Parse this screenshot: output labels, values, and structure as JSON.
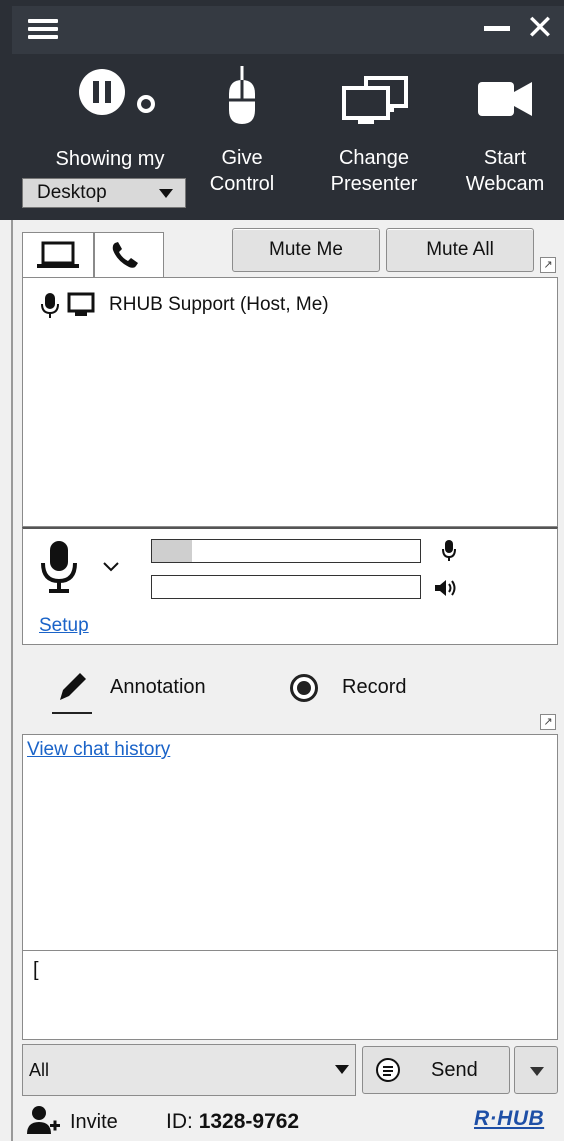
{
  "toolbar": {
    "showing_label": "Showing my",
    "showing_value": "Desktop",
    "give_control_line1": "Give",
    "give_control_line2": "Control",
    "change_presenter_line1": "Change",
    "change_presenter_line2": "Presenter",
    "start_webcam_line1": "Start",
    "start_webcam_line2": "Webcam"
  },
  "participants": {
    "mute_me_label": "Mute Me",
    "mute_all_label": "Mute All",
    "list": [
      {
        "name": "RHUB Support (Host, Me)"
      }
    ]
  },
  "audio": {
    "mic_level_fraction": 0.15,
    "speaker_level_fraction": 0.0,
    "setup_link": "Setup"
  },
  "tools": {
    "annotation_label": "Annotation",
    "record_label": "Record"
  },
  "chat": {
    "history_link": "View chat history",
    "input_value": "[",
    "recipient_value": "All",
    "send_label": "Send"
  },
  "footer": {
    "invite_label": "Invite",
    "id_prefix": "ID:",
    "meeting_id": "1328-9762",
    "brand": "R·HUB"
  }
}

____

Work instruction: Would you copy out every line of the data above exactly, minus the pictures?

Answer space:
Parse this screenshot: output labels, values, and structure as JSON.
{
  "toolbar": {
    "showing_label": "Showing my",
    "showing_value": "Desktop",
    "give_control_line1": "Give",
    "give_control_line2": "Control",
    "change_presenter_line1": "Change",
    "change_presenter_line2": "Presenter",
    "start_webcam_line1": "Start",
    "start_webcam_line2": "Webcam"
  },
  "participants": {
    "mute_me_label": "Mute Me",
    "mute_all_label": "Mute All",
    "list": [
      {
        "name": "RHUB Support (Host, Me)"
      }
    ]
  },
  "audio": {
    "mic_level_fraction": 0.15,
    "speaker_level_fraction": 0.0,
    "setup_link": "Setup"
  },
  "tools": {
    "annotation_label": "Annotation",
    "record_label": "Record"
  },
  "chat": {
    "history_link": "View chat history",
    "input_value": "[",
    "recipient_value": "All",
    "send_label": "Send"
  },
  "footer": {
    "invite_label": "Invite",
    "id_prefix": "ID:",
    "meeting_id": "1328-9762",
    "brand": "R·HUB"
  }
}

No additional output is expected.